------ Data extracts

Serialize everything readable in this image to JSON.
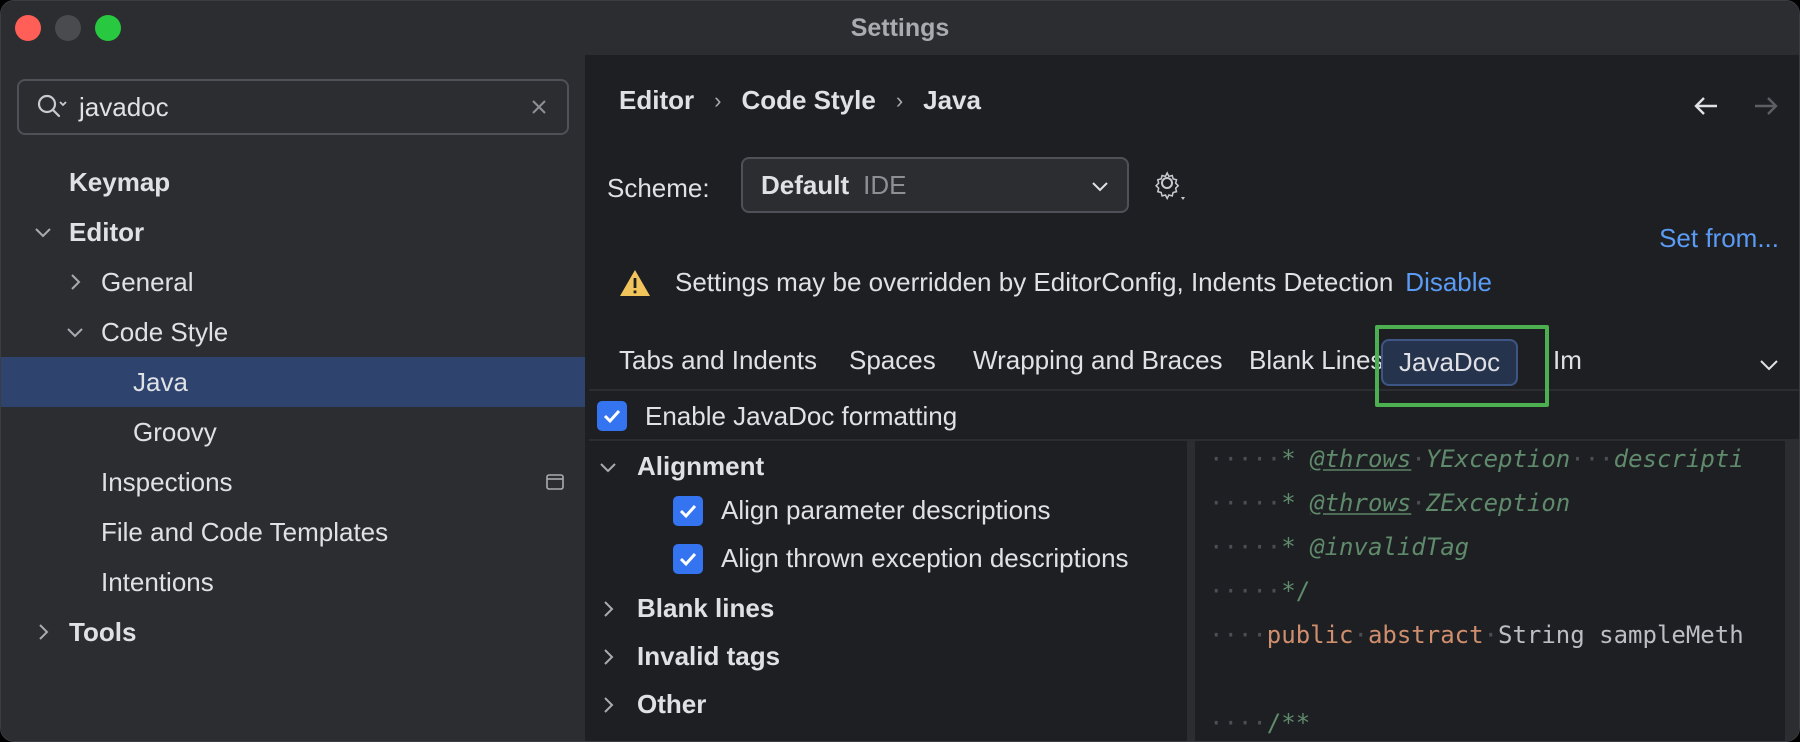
{
  "window": {
    "title": "Settings"
  },
  "search": {
    "value": "javadoc"
  },
  "sidebar": {
    "items": [
      {
        "label": "Keymap"
      },
      {
        "label": "Editor"
      },
      {
        "label": "General"
      },
      {
        "label": "Code Style"
      },
      {
        "label": "Java"
      },
      {
        "label": "Groovy"
      },
      {
        "label": "Inspections"
      },
      {
        "label": "File and Code Templates"
      },
      {
        "label": "Intentions"
      },
      {
        "label": "Tools"
      }
    ]
  },
  "breadcrumb": {
    "items": [
      "Editor",
      "Code Style",
      "Java"
    ],
    "separator": "›"
  },
  "scheme": {
    "label": "Scheme:",
    "name": "Default",
    "kind": "IDE"
  },
  "set_from": "Set from...",
  "warning": {
    "text": "Settings may be overridden by EditorConfig, Indents Detection",
    "link": "Disable"
  },
  "tabs": [
    "Tabs and Indents",
    "Spaces",
    "Wrapping and Braces",
    "Blank Lines",
    "JavaDoc",
    "Im"
  ],
  "enable": {
    "label": "Enable JavaDoc formatting",
    "checked": true
  },
  "options": {
    "alignment": "Alignment",
    "align_param": "Align parameter descriptions",
    "align_thrown": "Align thrown exception descriptions",
    "blank_lines": "Blank lines",
    "invalid_tags": "Invalid tags",
    "other": "Other"
  },
  "code": {
    "l1_tag": "@throws",
    "l1_type": "YException",
    "l1_desc": "descripti",
    "l2_tag": "@throws",
    "l2_type": "ZException",
    "l3_tag": "@invalidTag",
    "l4": "*/",
    "l5_kw1": "public",
    "l5_kw2": "abstract",
    "l5_rest": "String sampleMeth",
    "l7": "/**"
  },
  "colors": {
    "accent": "#3574f0",
    "link": "#5a9bf5",
    "selection": "#2e436e",
    "highlight": "#4caf50"
  }
}
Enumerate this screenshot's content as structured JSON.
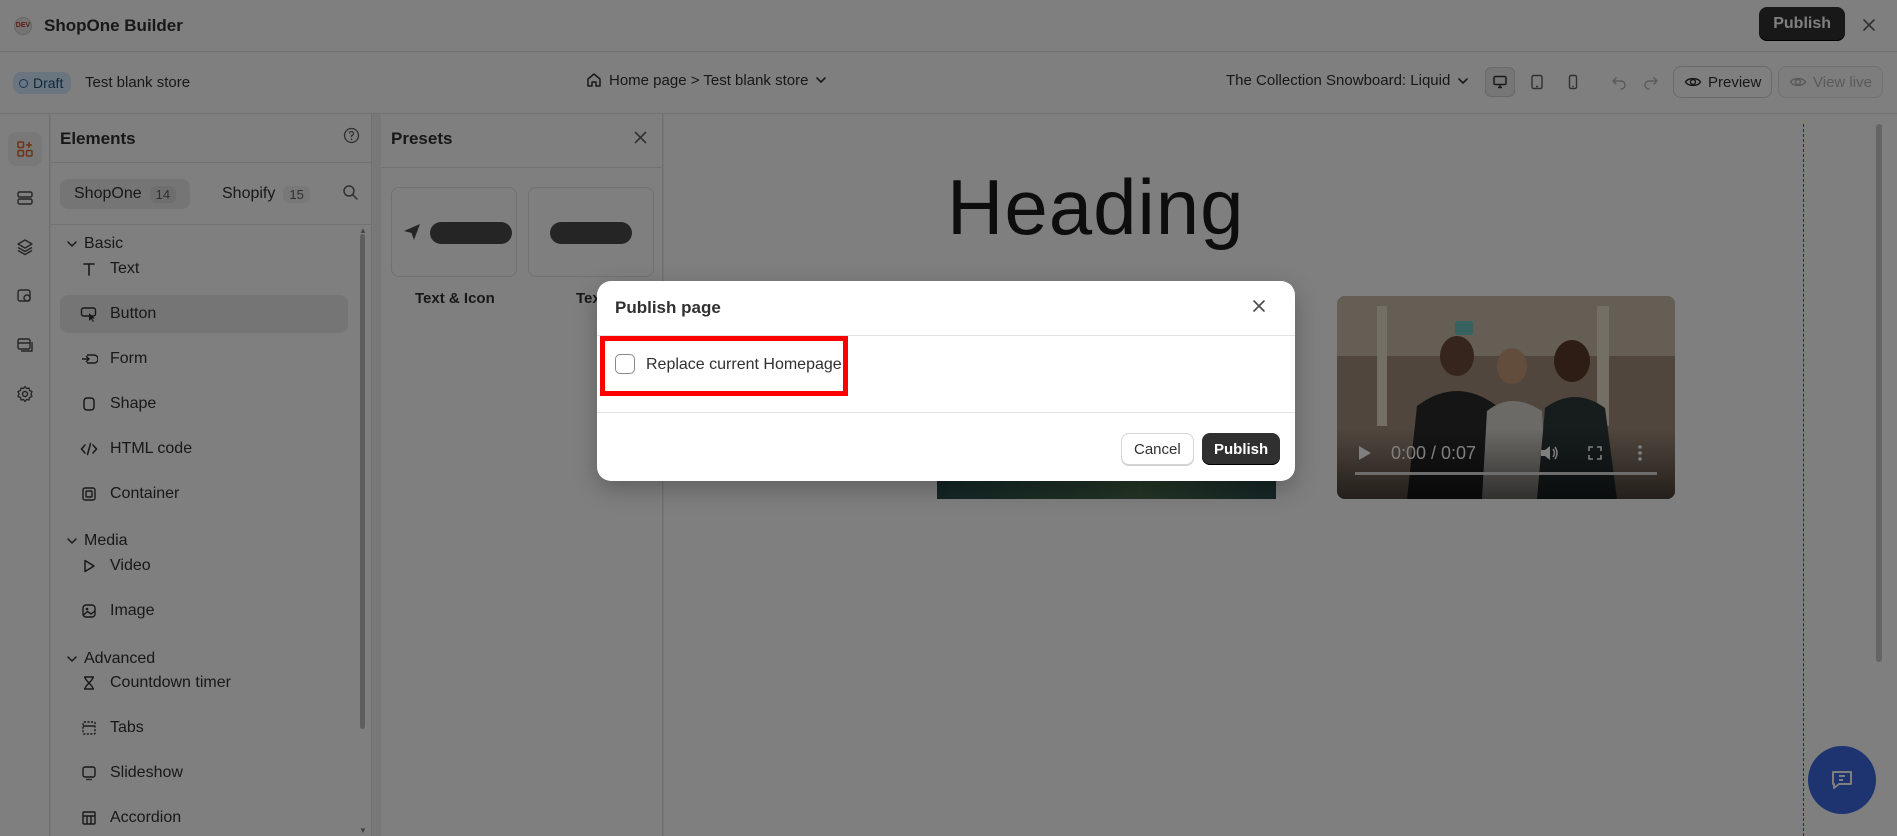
{
  "app": {
    "logo_text": "DEV",
    "title": "ShopOne Builder",
    "publish_label": "Publish"
  },
  "subbar": {
    "draft_label": "Draft",
    "store_name": "Test blank store",
    "breadcrumb": "Home page > Test blank store",
    "theme": "The Collection Snowboard: Liquid",
    "preview_label": "Preview",
    "view_live_label": "View live"
  },
  "elements_panel": {
    "title": "Elements",
    "tabs": [
      {
        "label": "ShopOne",
        "count": "14"
      },
      {
        "label": "Shopify",
        "count": "15"
      }
    ],
    "sections": [
      {
        "label": "Basic"
      },
      {
        "label": "Media"
      },
      {
        "label": "Advanced"
      }
    ],
    "items": [
      {
        "label": "Text",
        "icon": "text-icon"
      },
      {
        "label": "Button",
        "icon": "button-cursor-icon"
      },
      {
        "label": "Form",
        "icon": "form-icon"
      },
      {
        "label": "Shape",
        "icon": "shape-icon"
      },
      {
        "label": "HTML code",
        "icon": "code-icon"
      },
      {
        "label": "Container",
        "icon": "container-icon"
      },
      {
        "label": "Video",
        "icon": "play-icon"
      },
      {
        "label": "Image",
        "icon": "image-icon"
      },
      {
        "label": "Countdown timer",
        "icon": "hourglass-icon"
      },
      {
        "label": "Tabs",
        "icon": "tabs-icon"
      },
      {
        "label": "Slideshow",
        "icon": "slideshow-icon"
      },
      {
        "label": "Accordion",
        "icon": "accordion-icon"
      }
    ]
  },
  "presets_panel": {
    "title": "Presets",
    "cards": [
      {
        "label": "Text & Icon"
      },
      {
        "label": "Tex"
      }
    ]
  },
  "canvas": {
    "heading": "Heading",
    "video_time": "0:00 / 0:07"
  },
  "modal": {
    "title": "Publish page",
    "checkbox_label": "Replace current Homepage",
    "checkbox_checked": false,
    "cancel_label": "Cancel",
    "publish_label": "Publish"
  },
  "colors": {
    "primary_button": "#303030",
    "draft_badge_bg": "#d5ebff",
    "highlight": "#ff0000",
    "chat_button": "#3d68e2"
  }
}
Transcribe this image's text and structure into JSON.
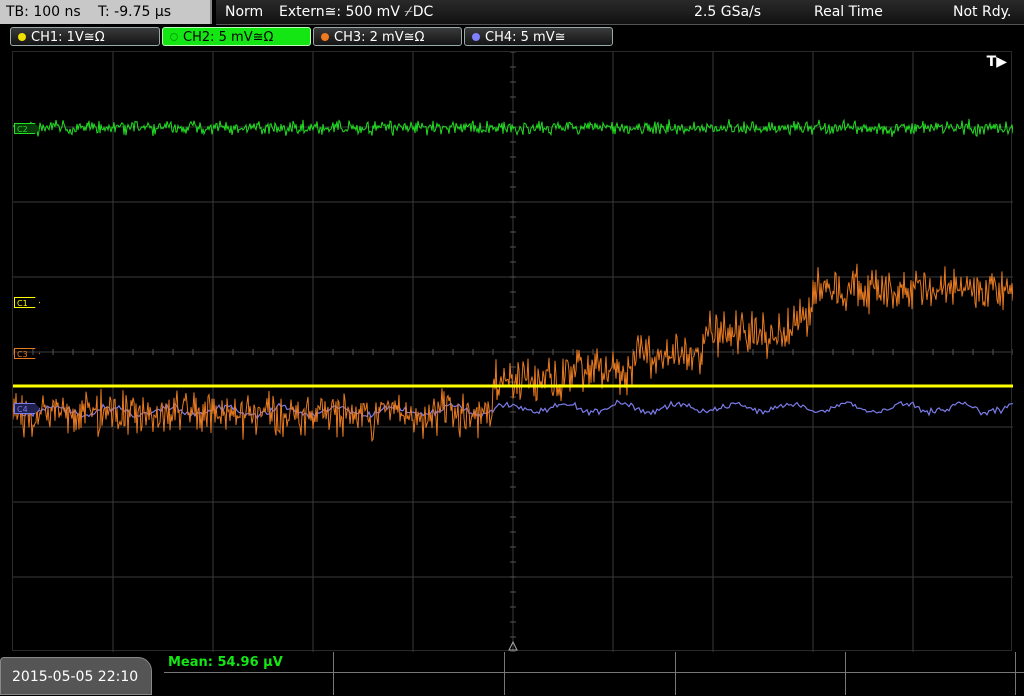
{
  "header": {
    "timebase": "TB: 100 ns",
    "trigger_time": "T: -9.75 µs",
    "mode": "Norm",
    "trigger_source": "Extern≅: 500 mV ⌿DC",
    "sample_rate": "2.5 GSa/s",
    "acquisition": "Real Time",
    "status": "Not Rdy."
  },
  "channels": [
    {
      "label": "CH1: 1V≅Ω",
      "color": "#f0e000"
    },
    {
      "label": "CH2: 5 mV≅Ω",
      "color": "#14e614"
    },
    {
      "label": "CH3: 2 mV≅Ω",
      "color": "#f07820"
    },
    {
      "label": "CH4: 5 mV≅",
      "color": "#8080ff"
    }
  ],
  "markers": {
    "c1": "C1",
    "c2": "C2",
    "c3": "C3",
    "c4": "C4",
    "trigger": "T▶"
  },
  "colors": {
    "ch1": "#ffff00",
    "ch2": "#22dd22",
    "ch3": "#e87a20",
    "ch4": "#7b7bea",
    "grid": "#3a3a3a"
  },
  "footer": {
    "datetime": "2015-05-05 22:10",
    "measurement": "Mean: 54.96 µV"
  }
}
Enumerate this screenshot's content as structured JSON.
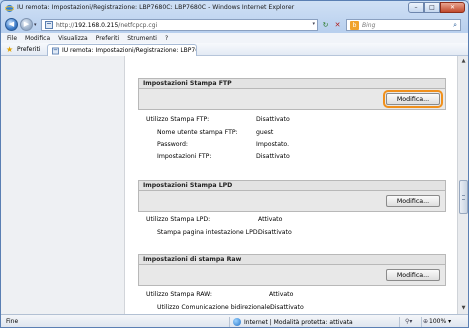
{
  "window": {
    "title": "IU remota: Impostazioni/Registrazione: LBP7680C: LBP7680C - Windows Internet Explorer",
    "min": "–",
    "max": "□",
    "close": "✕"
  },
  "address": {
    "url_prefix": "http://",
    "url_host": "192.168.0.215",
    "url_path": "/netfcpcp.cgi",
    "search_placeholder": "Bing"
  },
  "menu": [
    "File",
    "Modifica",
    "Visualizza",
    "Preferiti",
    "Strumenti",
    "?"
  ],
  "favorites": {
    "label": "Preferiti",
    "tab_title": "IU remota: Impostazioni/Registrazione: LBP7680C..."
  },
  "sections": {
    "ftp": {
      "title": "Impostazioni Stampa FTP",
      "button": "Modifica...",
      "rows": [
        {
          "label": "Utilizzo Stampa FTP:",
          "value": "Disattivato"
        },
        {
          "label": "Nome utente stampa FTP:",
          "value": "guest"
        },
        {
          "label": "Password:",
          "value": "Impostato."
        },
        {
          "label": "Impostazioni FTP:",
          "value": "Disattivato"
        }
      ]
    },
    "lpd": {
      "title": "Impostazioni Stampa LPD",
      "button": "Modifica...",
      "rows": [
        {
          "label": "Utilizzo Stampa LPD:",
          "value": "Attivato"
        },
        {
          "label": "Stampa pagina intestazione LPD:",
          "value": "Disattivato"
        }
      ]
    },
    "raw": {
      "title": "Impostazioni di stampa Raw",
      "button": "Modifica...",
      "rows": [
        {
          "label": "Utilizzo Stampa RAW:",
          "value": "Attivato"
        },
        {
          "label": "Utilizzo Comunicazione bidirezionale:",
          "value": "Disattivato"
        }
      ]
    }
  },
  "status": {
    "left": "Fine",
    "zone": "Internet | Modalità protetta: attivata",
    "zoom": "100%"
  },
  "colors": {
    "highlight": "#f0901c",
    "section_header": "#e3e3e3"
  }
}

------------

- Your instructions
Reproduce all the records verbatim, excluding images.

- The answer
Serialize everything readable in this image to JSON.
{
  "window": {
    "title": "Settings"
  },
  "search": {
    "value": "javadoc"
  },
  "sidebar": {
    "items": [
      {
        "label": "Keymap"
      },
      {
        "label": "Editor"
      },
      {
        "label": "General"
      },
      {
        "label": "Code Style"
      },
      {
        "label": "Java"
      },
      {
        "label": "Groovy"
      },
      {
        "label": "Inspections"
      },
      {
        "label": "File and Code Templates"
      },
      {
        "label": "Intentions"
      },
      {
        "label": "Tools"
      }
    ]
  },
  "breadcrumb": {
    "items": [
      "Editor",
      "Code Style",
      "Java"
    ],
    "separator": "›"
  },
  "scheme": {
    "label": "Scheme:",
    "name": "Default",
    "kind": "IDE"
  },
  "set_from": "Set from...",
  "warning": {
    "text": "Settings may be overridden by EditorConfig, Indents Detection",
    "link": "Disable"
  },
  "tabs": [
    "Tabs and Indents",
    "Spaces",
    "Wrapping and Braces",
    "Blank Lines",
    "JavaDoc",
    "Im"
  ],
  "enable": {
    "label": "Enable JavaDoc formatting",
    "checked": true
  },
  "options": {
    "alignment": "Alignment",
    "align_param": "Align parameter descriptions",
    "align_thrown": "Align thrown exception descriptions",
    "blank_lines": "Blank lines",
    "invalid_tags": "Invalid tags",
    "other": "Other"
  },
  "code": {
    "l1_tag": "@throws",
    "l1_type": "YException",
    "l1_desc": "descripti",
    "l2_tag": "@throws",
    "l2_type": "ZException",
    "l3_tag": "@invalidTag",
    "l4": "*/",
    "l5_kw1": "public",
    "l5_kw2": "abstract",
    "l5_rest": "String sampleMeth",
    "l7": "/**"
  },
  "colors": {
    "accent": "#3574f0",
    "link": "#5a9bf5",
    "selection": "#2e436e",
    "highlight": "#4caf50"
  }
}
Enumerate this screenshot's content as structured JSON.
{
  "app": {
    "logo_text": "DEV",
    "title": "ShopOne Builder",
    "publish_label": "Publish"
  },
  "subbar": {
    "draft_label": "Draft",
    "store_name": "Test blank store",
    "breadcrumb": "Home page > Test blank store",
    "theme": "The Collection Snowboard: Liquid",
    "preview_label": "Preview",
    "view_live_label": "View live"
  },
  "elements_panel": {
    "title": "Elements",
    "tabs": [
      {
        "label": "ShopOne",
        "count": "14"
      },
      {
        "label": "Shopify",
        "count": "15"
      }
    ],
    "sections": [
      {
        "label": "Basic"
      },
      {
        "label": "Media"
      },
      {
        "label": "Advanced"
      }
    ],
    "items": [
      {
        "label": "Text",
        "icon": "text-icon"
      },
      {
        "label": "Button",
        "icon": "button-cursor-icon"
      },
      {
        "label": "Form",
        "icon": "form-icon"
      },
      {
        "label": "Shape",
        "icon": "shape-icon"
      },
      {
        "label": "HTML code",
        "icon": "code-icon"
      },
      {
        "label": "Container",
        "icon": "container-icon"
      },
      {
        "label": "Video",
        "icon": "play-icon"
      },
      {
        "label": "Image",
        "icon": "image-icon"
      },
      {
        "label": "Countdown timer",
        "icon": "hourglass-icon"
      },
      {
        "label": "Tabs",
        "icon": "tabs-icon"
      },
      {
        "label": "Slideshow",
        "icon": "slideshow-icon"
      },
      {
        "label": "Accordion",
        "icon": "accordion-icon"
      }
    ]
  },
  "presets_panel": {
    "title": "Presets",
    "cards": [
      {
        "label": "Text & Icon"
      },
      {
        "label": "Tex"
      }
    ]
  },
  "canvas": {
    "heading": "Heading",
    "video_time": "0:00 / 0:07"
  },
  "modal": {
    "title": "Publish page",
    "checkbox_label": "Replace current Homepage",
    "checkbox_checked": false,
    "cancel_label": "Cancel",
    "publish_label": "Publish"
  },
  "colors": {
    "primary_button": "#303030",
    "draft_badge_bg": "#d5ebff",
    "highlight": "#ff0000",
    "chat_button": "#3d68e2"
  }
}
Transcribe this image's text and structure into JSON.
{
  "header": {
    "timebase": "TB: 100 ns",
    "trigger_time": "T: -9.75 µs",
    "mode": "Norm",
    "trigger_source": "Extern≅: 500 mV ⌿DC",
    "sample_rate": "2.5 GSa/s",
    "acquisition": "Real Time",
    "status": "Not Rdy."
  },
  "channels": [
    {
      "label": "CH1: 1V≅Ω",
      "color": "#f0e000"
    },
    {
      "label": "CH2: 5 mV≅Ω",
      "color": "#14e614"
    },
    {
      "label": "CH3: 2 mV≅Ω",
      "color": "#f07820"
    },
    {
      "label": "CH4: 5 mV≅",
      "color": "#8080ff"
    }
  ],
  "markers": {
    "c1": "C1",
    "c2": "C2",
    "c3": "C3",
    "c4": "C4",
    "trigger": "T▶"
  },
  "colors": {
    "ch1": "#ffff00",
    "ch2": "#22dd22",
    "ch3": "#e87a20",
    "ch4": "#7b7bea",
    "grid": "#3a3a3a"
  },
  "footer": {
    "datetime": "2015-05-05 22:10",
    "measurement": "Mean: 54.96 µV"
  }
}
Enumerate this screenshot's content as structured JSON.
{
  "window": {
    "title": "IU remota: Impostazioni/Registrazione: LBP7680C: LBP7680C - Windows Internet Explorer",
    "min": "–",
    "max": "□",
    "close": "✕"
  },
  "address": {
    "url_prefix": "http://",
    "url_host": "192.168.0.215",
    "url_path": "/netfcpcp.cgi",
    "search_placeholder": "Bing"
  },
  "menu": [
    "File",
    "Modifica",
    "Visualizza",
    "Preferiti",
    "Strumenti",
    "?"
  ],
  "favorites": {
    "label": "Preferiti",
    "tab_title": "IU remota: Impostazioni/Registrazione: LBP7680C..."
  },
  "sections": {
    "ftp": {
      "title": "Impostazioni Stampa FTP",
      "button": "Modifica...",
      "rows": [
        {
          "label": "Utilizzo Stampa FTP:",
          "value": "Disattivato"
        },
        {
          "label": "Nome utente stampa FTP:",
          "value": "guest"
        },
        {
          "label": "Password:",
          "value": "Impostato."
        },
        {
          "label": "Impostazioni FTP:",
          "value": "Disattivato"
        }
      ]
    },
    "lpd": {
      "title": "Impostazioni Stampa LPD",
      "button": "Modifica...",
      "rows": [
        {
          "label": "Utilizzo Stampa LPD:",
          "value": "Attivato"
        },
        {
          "label": "Stampa pagina intestazione LPD:",
          "value": "Disattivato"
        }
      ]
    },
    "raw": {
      "title": "Impostazioni di stampa Raw",
      "button": "Modifica...",
      "rows": [
        {
          "label": "Utilizzo Stampa RAW:",
          "value": "Attivato"
        },
        {
          "label": "Utilizzo Comunicazione bidirezionale:",
          "value": "Disattivato"
        }
      ]
    }
  },
  "status": {
    "left": "Fine",
    "zone": "Internet | Modalità protetta: attivata",
    "zoom": "100%"
  },
  "colors": {
    "highlight": "#f0901c",
    "section_header": "#e3e3e3"
  }
}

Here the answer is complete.